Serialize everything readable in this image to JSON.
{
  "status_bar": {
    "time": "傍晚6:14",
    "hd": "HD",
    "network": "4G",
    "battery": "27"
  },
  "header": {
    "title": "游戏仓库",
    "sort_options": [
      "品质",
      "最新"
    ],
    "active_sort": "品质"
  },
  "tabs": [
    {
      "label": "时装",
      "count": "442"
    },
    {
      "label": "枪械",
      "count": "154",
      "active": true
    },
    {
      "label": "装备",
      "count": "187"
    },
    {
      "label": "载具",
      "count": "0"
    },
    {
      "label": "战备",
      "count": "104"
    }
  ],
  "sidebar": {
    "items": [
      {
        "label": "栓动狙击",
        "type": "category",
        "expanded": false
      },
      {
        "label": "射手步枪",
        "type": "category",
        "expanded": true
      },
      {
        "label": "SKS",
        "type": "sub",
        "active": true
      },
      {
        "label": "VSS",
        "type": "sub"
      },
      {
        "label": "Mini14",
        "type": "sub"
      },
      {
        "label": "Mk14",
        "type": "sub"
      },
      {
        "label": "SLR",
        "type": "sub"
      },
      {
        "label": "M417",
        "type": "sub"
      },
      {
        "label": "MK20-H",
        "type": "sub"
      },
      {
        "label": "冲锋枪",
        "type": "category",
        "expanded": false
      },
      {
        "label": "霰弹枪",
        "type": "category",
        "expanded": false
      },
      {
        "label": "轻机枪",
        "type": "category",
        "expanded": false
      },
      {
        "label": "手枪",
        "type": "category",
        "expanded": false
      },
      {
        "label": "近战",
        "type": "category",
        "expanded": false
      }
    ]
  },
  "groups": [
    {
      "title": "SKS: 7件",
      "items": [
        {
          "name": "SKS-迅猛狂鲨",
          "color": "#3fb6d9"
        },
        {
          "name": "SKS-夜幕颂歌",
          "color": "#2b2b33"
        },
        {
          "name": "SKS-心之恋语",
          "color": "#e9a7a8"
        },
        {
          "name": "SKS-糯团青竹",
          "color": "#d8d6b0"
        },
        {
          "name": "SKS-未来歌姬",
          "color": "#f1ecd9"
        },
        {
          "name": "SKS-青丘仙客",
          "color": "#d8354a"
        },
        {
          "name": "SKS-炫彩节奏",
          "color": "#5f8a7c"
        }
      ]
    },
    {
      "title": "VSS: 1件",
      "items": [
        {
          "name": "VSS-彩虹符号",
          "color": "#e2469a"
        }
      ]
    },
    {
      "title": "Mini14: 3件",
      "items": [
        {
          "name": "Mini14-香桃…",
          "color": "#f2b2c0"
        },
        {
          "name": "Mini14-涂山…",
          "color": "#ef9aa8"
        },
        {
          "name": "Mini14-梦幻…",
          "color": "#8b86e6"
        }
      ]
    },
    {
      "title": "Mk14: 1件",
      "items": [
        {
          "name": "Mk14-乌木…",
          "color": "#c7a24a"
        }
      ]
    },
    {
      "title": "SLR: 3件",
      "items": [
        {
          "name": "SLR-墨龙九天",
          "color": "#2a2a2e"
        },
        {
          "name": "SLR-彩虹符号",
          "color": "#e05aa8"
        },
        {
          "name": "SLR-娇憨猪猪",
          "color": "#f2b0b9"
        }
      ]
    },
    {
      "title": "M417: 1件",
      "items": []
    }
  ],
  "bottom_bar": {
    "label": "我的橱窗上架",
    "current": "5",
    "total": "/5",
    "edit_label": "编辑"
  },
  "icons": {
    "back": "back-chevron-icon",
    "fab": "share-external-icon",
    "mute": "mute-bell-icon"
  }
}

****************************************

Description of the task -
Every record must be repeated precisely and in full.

Response to this task -
Serialize everything readable in this image to JSON.
{
  "status_bar": {
    "time": "傍晚6:14",
    "hd": "HD",
    "network": "4G",
    "battery": "27"
  },
  "header": {
    "title": "游戏仓库",
    "sort_options": [
      "品质",
      "最新"
    ],
    "active_sort": "品质"
  },
  "tabs": [
    {
      "label": "时装",
      "count": "442"
    },
    {
      "label": "枪械",
      "count": "154",
      "active": true
    },
    {
      "label": "装备",
      "count": "187"
    },
    {
      "label": "载具",
      "count": "0"
    },
    {
      "label": "战备",
      "count": "104"
    }
  ],
  "sidebar": {
    "items": [
      {
        "label": "栓动狙击",
        "type": "category",
        "expanded": false
      },
      {
        "label": "射手步枪",
        "type": "category",
        "expanded": true
      },
      {
        "label": "SKS",
        "type": "sub",
        "active": true
      },
      {
        "label": "VSS",
        "type": "sub"
      },
      {
        "label": "Mini14",
        "type": "sub"
      },
      {
        "label": "Mk14",
        "type": "sub"
      },
      {
        "label": "SLR",
        "type": "sub"
      },
      {
        "label": "M417",
        "type": "sub"
      },
      {
        "label": "MK20-H",
        "type": "sub"
      },
      {
        "label": "冲锋枪",
        "type": "category",
        "expanded": false
      },
      {
        "label": "霰弹枪",
        "type": "category",
        "expanded": false
      },
      {
        "label": "轻机枪",
        "type": "category",
        "expanded": false
      },
      {
        "label": "手枪",
        "type": "category",
        "expanded": false
      },
      {
        "label": "近战",
        "type": "category",
        "expanded": false
      }
    ]
  },
  "groups": [
    {
      "title": "SKS: 7件",
      "items": [
        {
          "name": "SKS-迅猛狂鲨",
          "color": "#3fb6d9"
        },
        {
          "name": "SKS-夜幕颂歌",
          "color": "#2b2b33"
        },
        {
          "name": "SKS-心之恋语",
          "color": "#e9a7a8"
        },
        {
          "name": "SKS-糯团青竹",
          "color": "#d8d6b0"
        },
        {
          "name": "SKS-未来歌姬",
          "color": "#f1ecd9"
        },
        {
          "name": "SKS-青丘仙客",
          "color": "#d8354a"
        },
        {
          "name": "SKS-炫彩节奏",
          "color": "#5f8a7c"
        }
      ]
    },
    {
      "title": "VSS: 1件",
      "items": [
        {
          "name": "VSS-彩虹符号",
          "color": "#e2469a"
        }
      ]
    },
    {
      "title": "Mini14: 3件",
      "items": [
        {
          "name": "Mini14-香桃…",
          "color": "#f2b2c0"
        },
        {
          "name": "Mini14-涂山…",
          "color": "#ef9aa8"
        },
        {
          "name": "Mini14-梦幻…",
          "color": "#8b86e6"
        }
      ]
    },
    {
      "title": "Mk14: 1件",
      "items": [
        {
          "name": "Mk14-乌木…",
          "color": "#c7a24a"
        }
      ]
    },
    {
      "title": "SLR: 3件",
      "items": [
        {
          "name": "SLR-墨龙九天",
          "color": "#2a2a2e"
        },
        {
          "name": "SLR-彩虹符号",
          "color": "#e05aa8"
        },
        {
          "name": "SLR-娇憨猪猪",
          "color": "#f2b0b9"
        }
      ]
    },
    {
      "title": "M417: 1件",
      "items": []
    }
  ],
  "bottom_bar": {
    "label": "我的橱窗上架",
    "current": "5",
    "total": "/5",
    "edit_label": "编辑"
  },
  "icons": {
    "back": "back-chevron-icon",
    "fab": "share-external-icon",
    "mute": "mute-bell-icon"
  }
}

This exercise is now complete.